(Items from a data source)
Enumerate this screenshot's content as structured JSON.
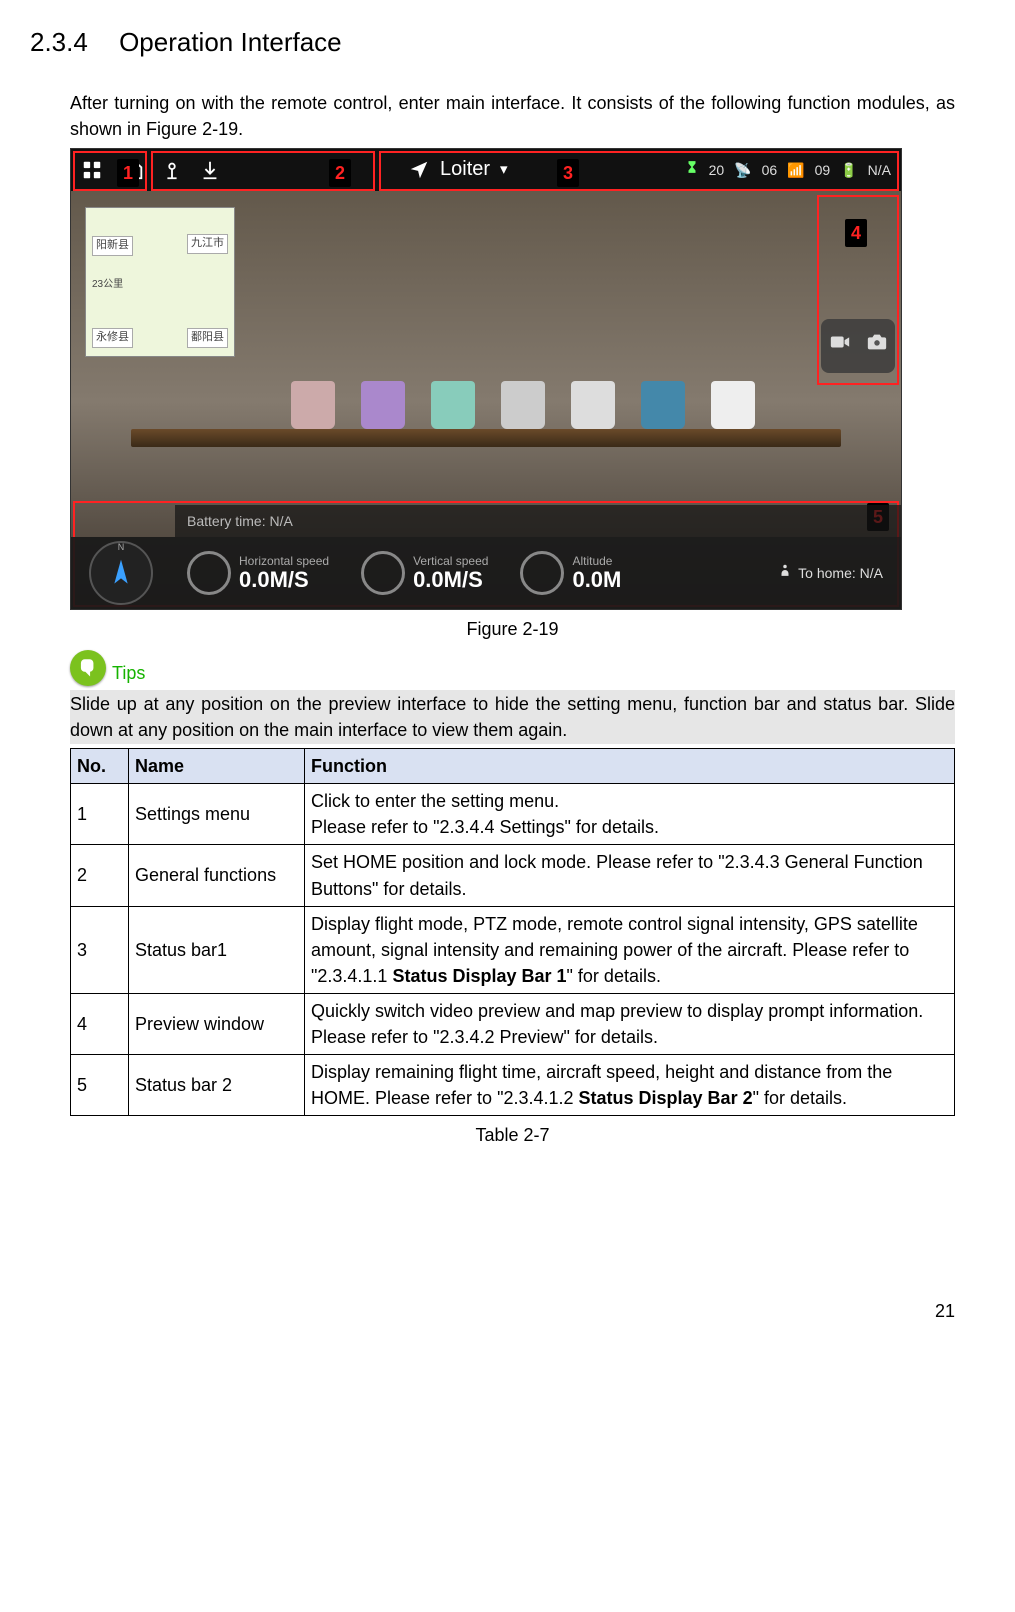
{
  "section": {
    "number": "2.3.4",
    "title": "Operation Interface"
  },
  "intro": "After turning on with the remote control, enter main interface. It consists of the following function modules, as shown in Figure 2-19.",
  "figure_caption": "Figure 2-19",
  "tips_label": "Tips",
  "tips_body": "Slide up at any position on the preview interface to hide the setting menu, function bar and status bar. Slide down at any position on the main interface to view them again.",
  "screenshot": {
    "flight_mode": "Loiter",
    "gps_count": "20",
    "signal": "06",
    "battery_pct": "09",
    "top_na": "N/A",
    "battery_time": "Battery time: N/A",
    "horizontal_label": "Horizontal speed",
    "horizontal_val": "0.0M/S",
    "vertical_label": "Vertical speed",
    "vertical_val": "0.0M/S",
    "altitude_label": "Altitude",
    "altitude_val": "0.0M",
    "to_home": "To home: N/A",
    "map_labels": {
      "a": "阳新县",
      "b": "九江市",
      "c": "永修县",
      "d": "鄱阳县",
      "dist": "23公里"
    },
    "markers": {
      "one": "1",
      "two": "2",
      "three": "3",
      "four": "4",
      "five": "5"
    }
  },
  "table": {
    "headers": {
      "no": "No.",
      "name": "Name",
      "func": "Function"
    },
    "rows": [
      {
        "no": "1",
        "name": "Settings menu",
        "func": "Click to enter the setting menu.\nPlease refer to \"2.3.4.4 Settings\" for details."
      },
      {
        "no": "2",
        "name": "General functions",
        "func": "Set HOME position and lock mode. Please refer to \"2.3.4.3 General Function Buttons\" for details."
      },
      {
        "no": "3",
        "name": "Status bar1",
        "func_pre": "Display flight mode, PTZ mode, remote control signal intensity, GPS satellite amount, signal intensity and remaining power of the aircraft. Please refer to \"2.3.4.1.1 ",
        "func_bold": "Status Display Bar 1",
        "func_post": "\" for details."
      },
      {
        "no": "4",
        "name": "Preview window",
        "func": "Quickly switch video preview and map preview to display prompt information. Please refer to \"2.3.4.2 Preview\" for details."
      },
      {
        "no": "5",
        "name": "Status bar 2",
        "func_pre": "Display remaining flight time, aircraft speed, height and distance from the HOME. Please refer to \"2.3.4.1.2 ",
        "func_bold": "Status Display Bar 2",
        "func_post": "\" for details."
      }
    ],
    "caption": "Table 2-7"
  },
  "page_number": "21"
}
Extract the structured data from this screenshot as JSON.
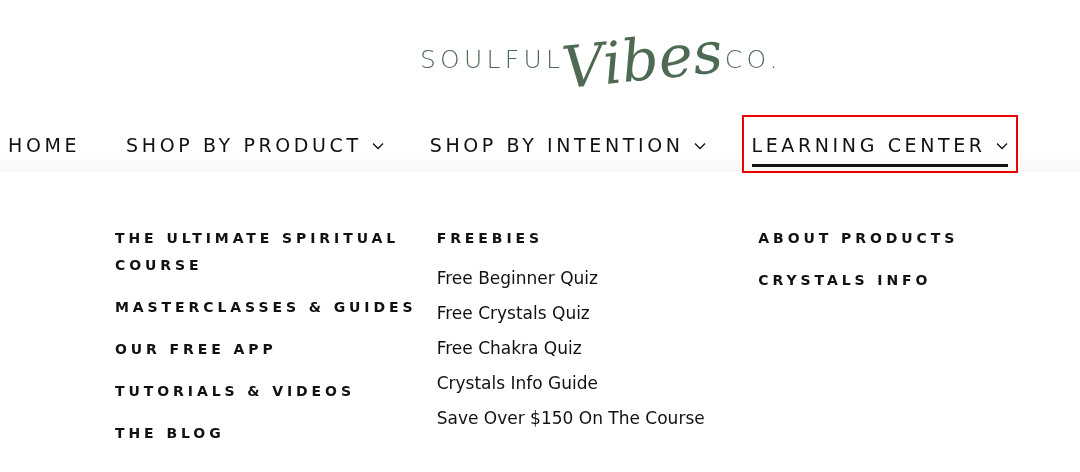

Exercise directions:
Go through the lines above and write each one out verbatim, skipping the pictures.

Result of the exercise:
Enumerate this screenshot's content as structured JSON.
{
  "section": {
    "number": "2.3.4",
    "title": "Operation Interface"
  },
  "intro": "After turning on with the remote control, enter main interface. It consists of the following function modules, as shown in Figure 2-19.",
  "figure_caption": "Figure 2-19",
  "tips_label": "Tips",
  "tips_body": "Slide up at any position on the preview interface to hide the setting menu, function bar and status bar. Slide down at any position on the main interface to view them again.",
  "screenshot": {
    "flight_mode": "Loiter",
    "gps_count": "20",
    "signal": "06",
    "battery_pct": "09",
    "top_na": "N/A",
    "battery_time": "Battery time: N/A",
    "horizontal_label": "Horizontal speed",
    "horizontal_val": "0.0M/S",
    "vertical_label": "Vertical speed",
    "vertical_val": "0.0M/S",
    "altitude_label": "Altitude",
    "altitude_val": "0.0M",
    "to_home": "To home: N/A",
    "map_labels": {
      "a": "阳新县",
      "b": "九江市",
      "c": "永修县",
      "d": "鄱阳县",
      "dist": "23公里"
    },
    "markers": {
      "one": "1",
      "two": "2",
      "three": "3",
      "four": "4",
      "five": "5"
    }
  },
  "table": {
    "headers": {
      "no": "No.",
      "name": "Name",
      "func": "Function"
    },
    "rows": [
      {
        "no": "1",
        "name": "Settings menu",
        "func": "Click to enter the setting menu.\nPlease refer to \"2.3.4.4 Settings\" for details."
      },
      {
        "no": "2",
        "name": "General functions",
        "func": "Set HOME position and lock mode. Please refer to \"2.3.4.3 General Function Buttons\" for details."
      },
      {
        "no": "3",
        "name": "Status bar1",
        "func_pre": "Display flight mode, PTZ mode, remote control signal intensity, GPS satellite amount, signal intensity and remaining power of the aircraft. Please refer to \"2.3.4.1.1 ",
        "func_bold": "Status Display Bar 1",
        "func_post": "\" for details."
      },
      {
        "no": "4",
        "name": "Preview window",
        "func": "Quickly switch video preview and map preview to display prompt information. Please refer to \"2.3.4.2 Preview\" for details."
      },
      {
        "no": "5",
        "name": "Status bar 2",
        "func_pre": "Display remaining flight time, aircraft speed, height and distance from the HOME. Please refer to \"2.3.4.1.2 ",
        "func_bold": "Status Display Bar 2",
        "func_post": "\" for details."
      }
    ],
    "caption": "Table 2-7"
  },
  "page_number": "21"
}
Extract the structured data from this screenshot as JSON.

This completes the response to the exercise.